Web page and app entries:
▼
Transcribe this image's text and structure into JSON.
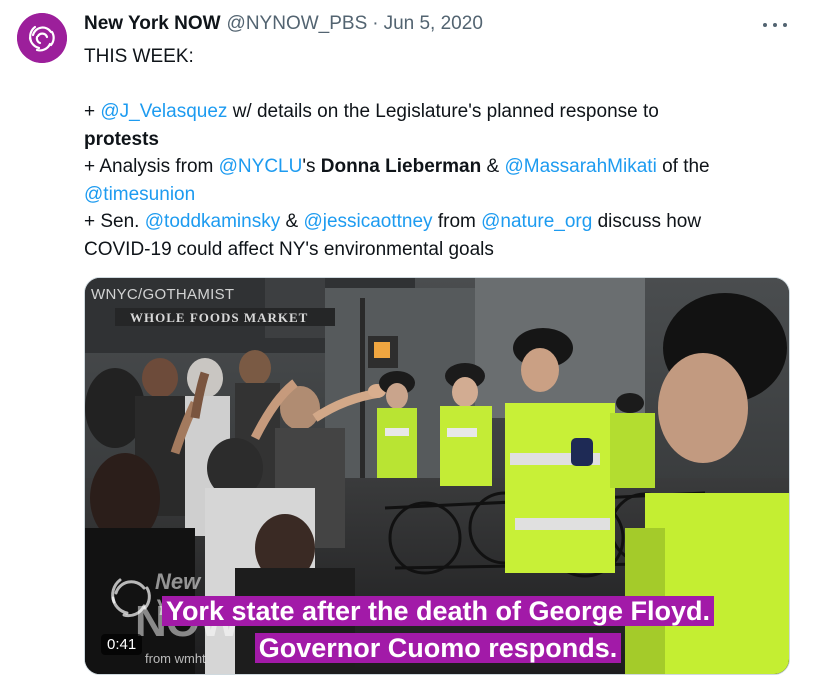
{
  "author": {
    "name": "New York NOW",
    "handle": "@NYNOW_PBS",
    "separator": "·",
    "date": "Jun 5, 2020",
    "avatar_color": "#9c1f9b"
  },
  "tweet": {
    "line1": "THIS WEEK:",
    "line3": {
      "prefix": "+ ",
      "mention1": "@J_Velasquez",
      "text1": " w/ details on the Legislature's planned response to"
    },
    "line4": {
      "bold": "protests"
    },
    "line5": {
      "prefix": "+ Analysis from ",
      "mention1": "@NYCLU",
      "text1": "'s ",
      "bold": "Donna Lieberman",
      "text2": " & ",
      "mention2": "@MassarahMikati",
      "text3": " of the"
    },
    "line6": {
      "mention1": "@timesunion"
    },
    "line7": {
      "prefix": "+ Sen. ",
      "mention1": "@toddkaminsky",
      "text1": " & ",
      "mention2": "@jessicaottney",
      "text2": " from ",
      "mention3": "@nature_org",
      "text3": " discuss how"
    },
    "line8": {
      "text": "COVID-19 could affect NY's environmental goals"
    }
  },
  "media": {
    "watermark": "WNYC/GOTHAMIST",
    "storefront": "WHOLE FOODS MARKET",
    "caption_line1": "York state after the death of George Floyd.",
    "caption_line2": "Governor Cuomo responds.",
    "timestamp": "0:41",
    "logo_top": "New York",
    "logo_main": "NOW",
    "logo_from": "from wmht",
    "caption_bg": "#a21aa8"
  },
  "colors": {
    "mention": "#1d9bf0",
    "text": "#0f1419",
    "secondary": "#536471"
  },
  "icons": {
    "more": "more-horizontal-icon",
    "avatar_logo": "swirl-logo-icon",
    "police_badge": "police-patch-icon"
  }
}
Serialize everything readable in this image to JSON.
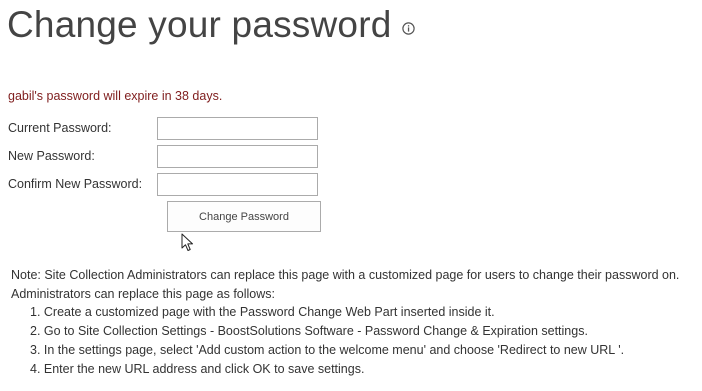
{
  "header": {
    "title": "Change your password",
    "info_icon": "info-circle-icon"
  },
  "status": {
    "expire_message": "gabil's password will expire in 38 days."
  },
  "form": {
    "current_password_label": "Current Password:",
    "current_password_value": "",
    "new_password_label": "New Password:",
    "new_password_value": "",
    "confirm_password_label": "Confirm New Password:",
    "confirm_password_value": "",
    "submit_label": "Change Password"
  },
  "note": {
    "line1": "Note: Site Collection Administrators can replace this page with a customized page for users to change their password on.",
    "line2": "Administrators can replace this page as follows:",
    "steps": [
      "1. Create a customized page with the Password Change Web Part inserted inside it.",
      "2. Go to Site Collection Settings - BoostSolutions Software - Password Change & Expiration settings.",
      "3. In the settings page, select 'Add custom action to the welcome menu' and choose 'Redirect to new URL '.",
      "4. Enter the new URL address and click OK to save settings."
    ]
  },
  "colors": {
    "expire_text": "#7f1d1d",
    "title_text": "#444444",
    "body_text": "#333333",
    "input_border": "#ababab"
  }
}
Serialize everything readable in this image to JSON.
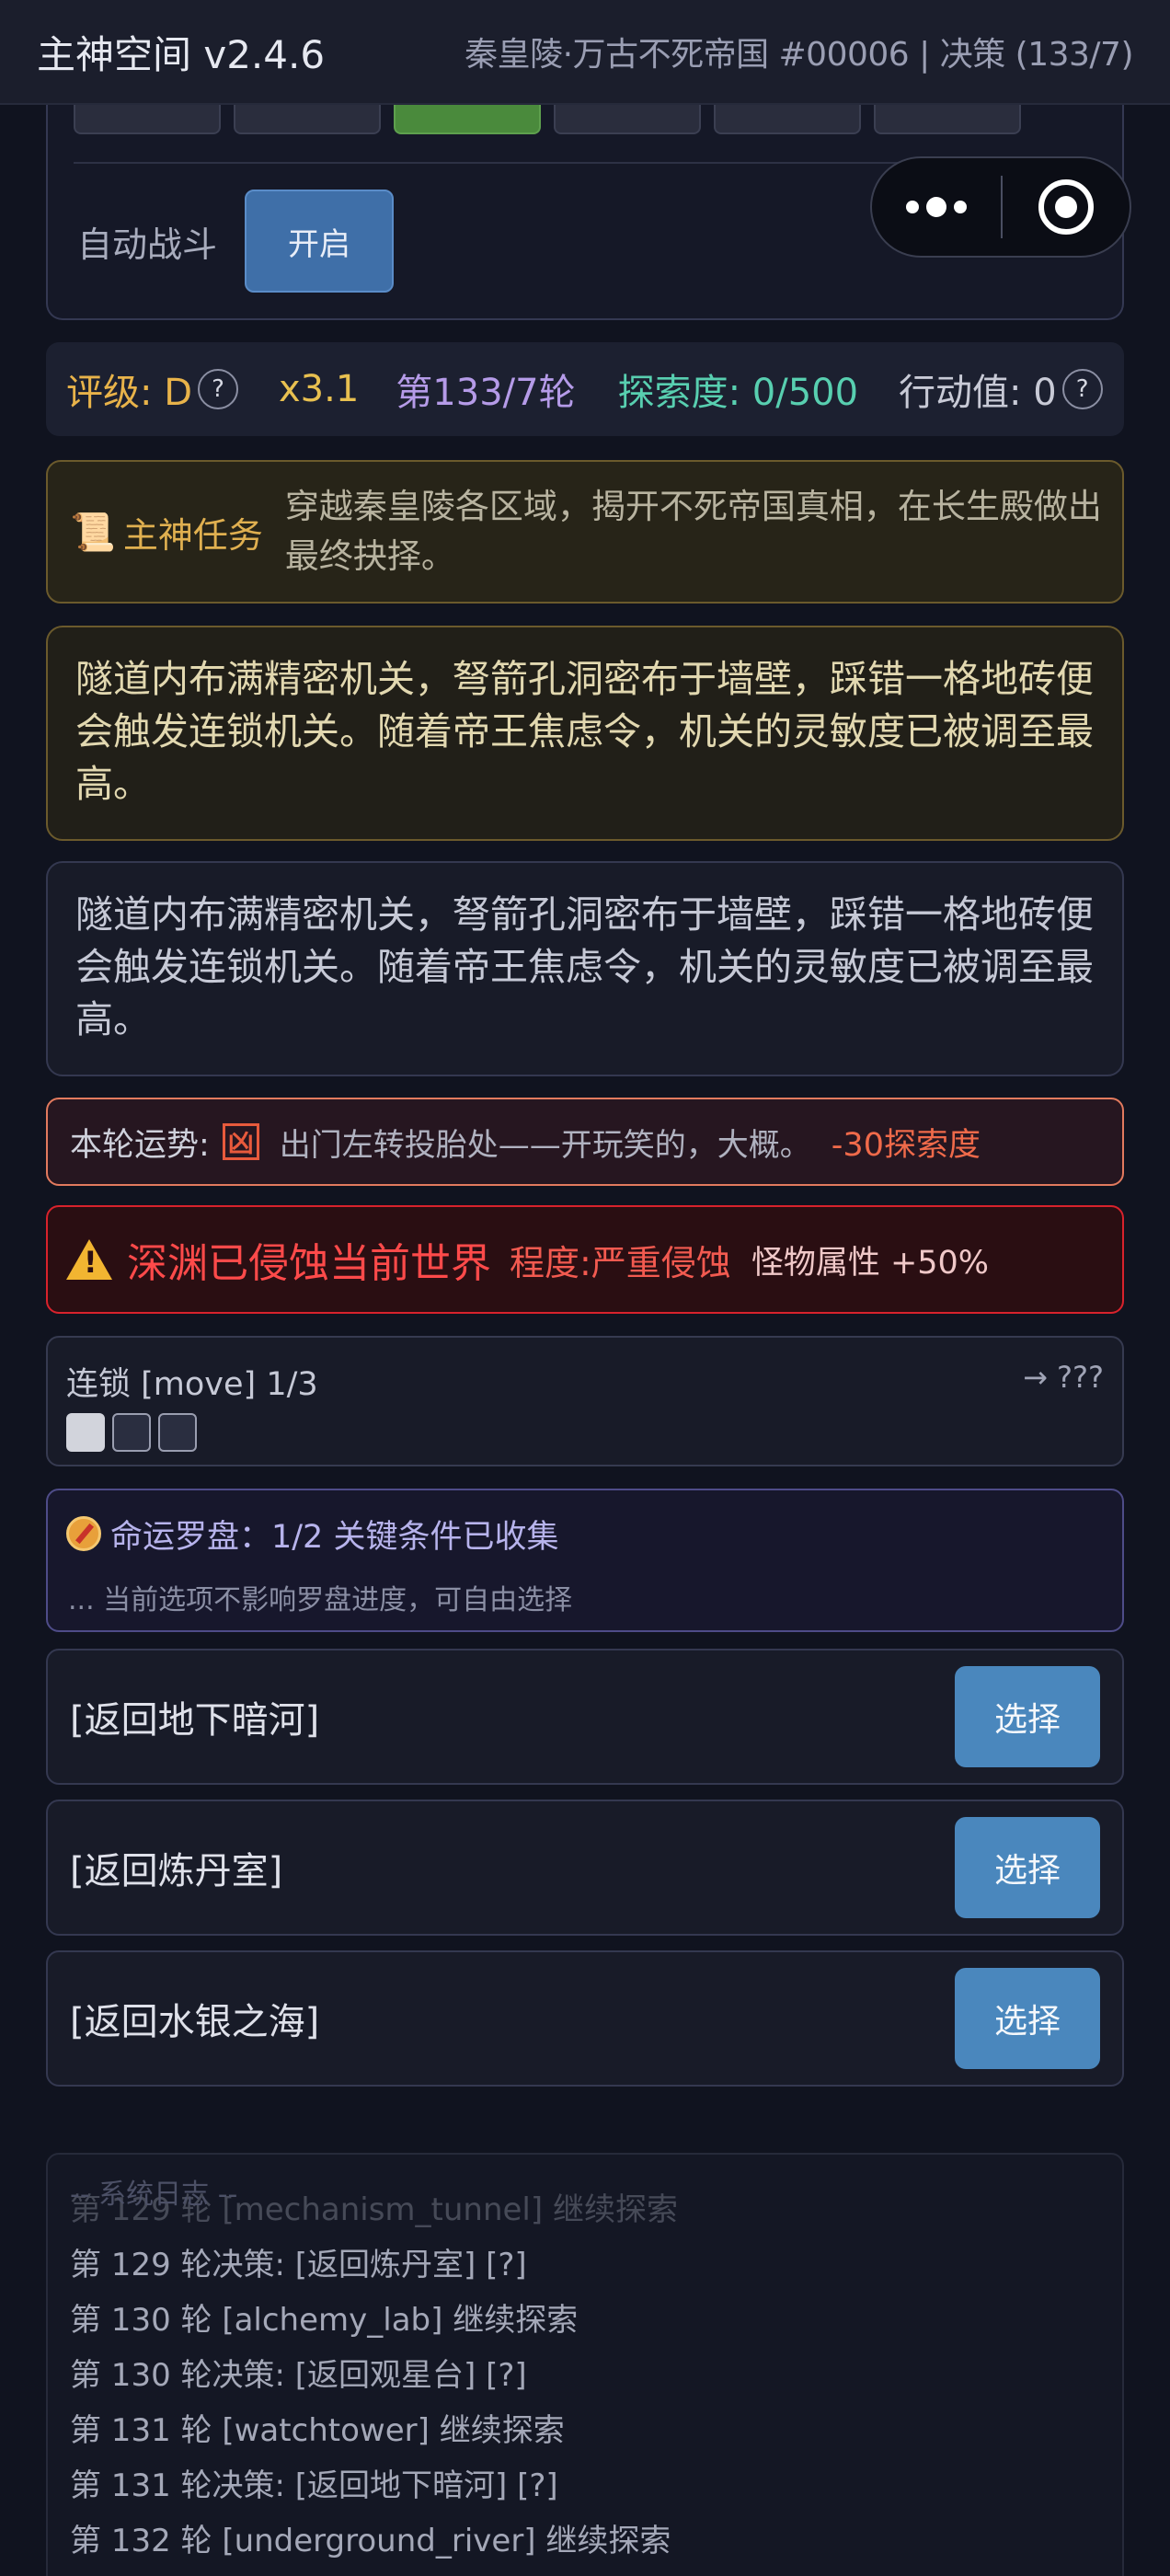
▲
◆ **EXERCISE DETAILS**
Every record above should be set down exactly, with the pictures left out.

◆ **WRITTEN SOLUTION**
Transcribe this image's text and structure into JSON.
{
  "author": {
    "name": "New York NOW",
    "handle": "@NYNOW_PBS",
    "separator": "·",
    "date": "Jun 5, 2020",
    "avatar_color": "#9c1f9b"
  },
  "tweet": {
    "line1": "THIS WEEK:",
    "line3": {
      "prefix": "+ ",
      "mention1": "@J_Velasquez",
      "text1": " w/ details on the Legislature's planned response to"
    },
    "line4": {
      "bold": "protests"
    },
    "line5": {
      "prefix": "+ Analysis from ",
      "mention1": "@NYCLU",
      "text1": "'s ",
      "bold": "Donna Lieberman",
      "text2": " & ",
      "mention2": "@MassarahMikati",
      "text3": " of the"
    },
    "line6": {
      "mention1": "@timesunion"
    },
    "line7": {
      "prefix": "+ Sen. ",
      "mention1": "@toddkaminsky",
      "text1": " & ",
      "mention2": "@jessicaottney",
      "text2": " from ",
      "mention3": "@nature_org",
      "text3": " discuss how"
    },
    "line8": {
      "text": "COVID-19 could affect NY's environmental goals"
    }
  },
  "media": {
    "watermark": "WNYC/GOTHAMIST",
    "storefront": "WHOLE FOODS MARKET",
    "caption_line1": "York state after the death of George Floyd.",
    "caption_line2": "Governor Cuomo responds.",
    "timestamp": "0:41",
    "logo_top": "New York",
    "logo_main": "NOW",
    "logo_from": "from wmht",
    "caption_bg": "#a21aa8"
  },
  "colors": {
    "mention": "#1d9bf0",
    "text": "#0f1419",
    "secondary": "#536471"
  },
  "icons": {
    "more": "more-horizontal-icon",
    "avatar_logo": "swirl-logo-icon",
    "police_badge": "police-patch-icon"
  }
}
Serialize everything readable in this image to JSON.
{
  "header": {
    "title": "Change your password",
    "info_icon": "info-circle-icon"
  },
  "status": {
    "expire_message": "gabil's password will expire in 38 days."
  },
  "form": {
    "current_password_label": "Current Password:",
    "current_password_value": "",
    "new_password_label": "New Password:",
    "new_password_value": "",
    "confirm_password_label": "Confirm New Password:",
    "confirm_password_value": "",
    "submit_label": "Change Password"
  },
  "note": {
    "line1": "Note: Site Collection Administrators can replace this page with a customized page for users to change their password on.",
    "line2": "Administrators can replace this page as follows:",
    "steps": [
      "1. Create a customized page with the Password Change Web Part inserted inside it.",
      "2. Go to Site Collection Settings - BoostSolutions Software - Password Change & Expiration settings.",
      "3. In the settings page, select 'Add custom action to the welcome menu' and choose 'Redirect to new URL '.",
      "4. Enter the new URL address and click OK to save settings."
    ]
  },
  "colors": {
    "expire_text": "#7f1d1d",
    "title_text": "#444444",
    "body_text": "#333333",
    "input_border": "#ababab"
  }
}
Serialize everything readable in this image to JSON.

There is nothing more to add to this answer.